By Mary Krasn
With a soulful gaze that has enchanted commuters, Jewel is a fetching ambassador for No Kill Los Angeles— a groundbreaking campaign to end the euthanasia of thousands of shelter animals launched recently by the Utah-based nonprofit, Best Friends Animal Society.
Along with pictures of other dogs — with names like Shep, Fang and Kringle – and an assortment of alluring felines, Jewel’s image has appeared on giant billboards dotting L.A.’s landscape, along with the No Kill Los Angeles acronym, NKLA.
In 2011, 17,000 dogs and cats in six Los Angeles city shelters were destroyed because of overcrowding, a statistic reflected in shelters nationwide – where nearly four million adoptable animals are “euthanized” every year.
“These were healthy or treatable animals who should have been placed in adoptive homes,” says Francis Battista, a founder of Best Friends and one of the forces behind NKLA, a five-year effort to bring the “kill” rate down to essentially zero. “No Kill Los Angeles is a job too big for any single agency. Our answer is to bring as many stakeholders to the table as possible.”
To this end, Best Friends — which operates a Kanab,Utah4,000-acre no-kill sanctuary for dogs, cats, birds and species of many other stripes — spearheads a coalition that includes 47 animal rescue groups, Los Angeles Animal Services, spay and neuter clinics, along with businesses and city officials.

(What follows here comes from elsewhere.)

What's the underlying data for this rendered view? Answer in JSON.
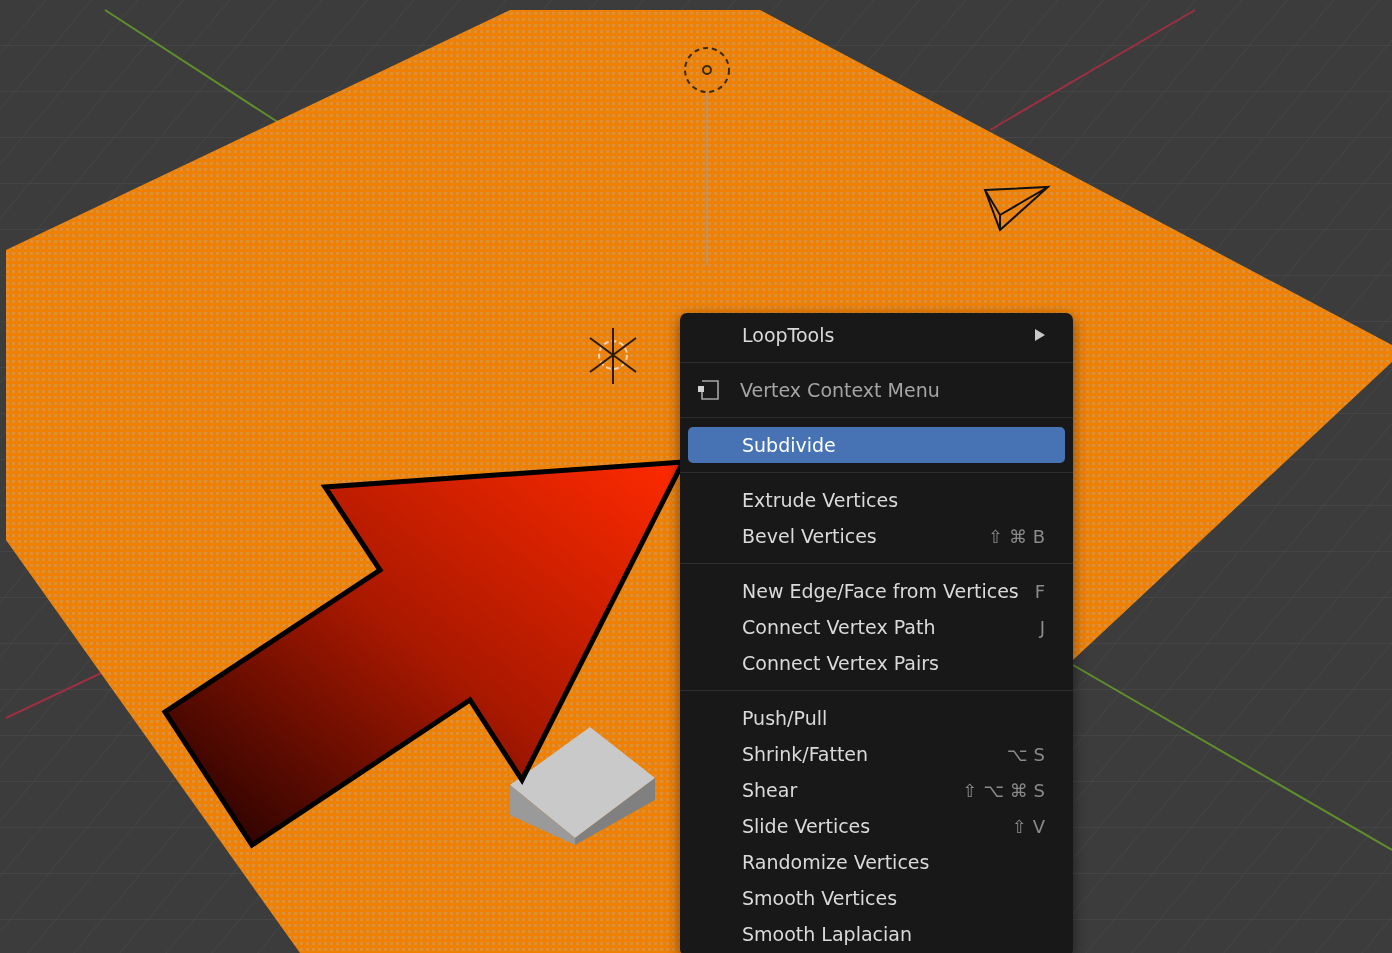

On April 17, NKLA launched a red carpet affair at the legendary House of Blues on the fabled Sunset Strip, featuring celebrities Kevin Nealon, the band Moby, Alyssa Milano, Lisa Edelstein and two-time Oscar winner Hilary Swank, who posed with Jewel and announced her support for pet adoption.
However, says Battista, the campaign is not about glitz and glamour, but is driven by data based upon the demographics of 130 zip codes in the city. If 1,000 low income residents had just five pets spayed or neutered, that would result in 20,000 spay and neuter surgeries annually, significantly addressing pet overpopulation.
“There is not a lot of mystery,” says Battista. “With high volumes of adoptions and spay and neuter surgeries, Los Angeles can achieve a “save” rate of 90 percent of the animals entering city shelters.”
To reduce the rate of “noses in,” and increase that of “noses out,” NKLA is targeting 12 “underserved” Los Angeles zip codes for spay and neuter projects, which include visits from a Best Friends “Neuter Cruise” van. It is also offering each coalition rescue group a financial incentive of $150 for each adoption above their 2010 adoption rate.
NKLA is boosted by the media savvy of advertising guru Lee Clow, the Chiat/Day talent who helped fashion mega consumer brands, such as Apple MacIntosh computers, the “Energizer Bunny,” Adidas and Gatorade. A confessed “dog fanatic,” Clow, now chairman of the newly formed agency, Let There Be Dragons, donated his time to create NKLA’s unique city-wide billboard campaign, which he hopes will set a precedent.
“If we can achieve a city where shelters and our coalition of rescue groups can save the animals that now lose their lives every week, it will allow other cities to believe that this dream is possible,” he says.
As for Jewel, a mix of terrier and English Staffordshire terrier. she has morphed happily from her cover girl and shelter dog status, to being a coveted member of a Los Angeles family.
“I was at the NKLA launch and I couldn’t stop thinking about her,” says Jewel’s new owner, David Eagle. “She loves sunbathing in our yard, and has a comfy bed in every room of our house.”
(0) Readers Comments
November 12, 2012
October 21, 2015
October 08, 2012
September 12, 2012
January 18, 2016
January 17, 2016
January 17, 2016
January 03, 2016
January 01, 2016
Hello! My name is Owen Hardiman and I live in Medford,MA. I have read
That is interesting that rainwater and creosote can create an acid. T
There are no physical, chemical or neurological differences between pe
I have been using mmj for 4 years! Its the best thing to help the pain
Everything is very open with a precise explanation of the challenges.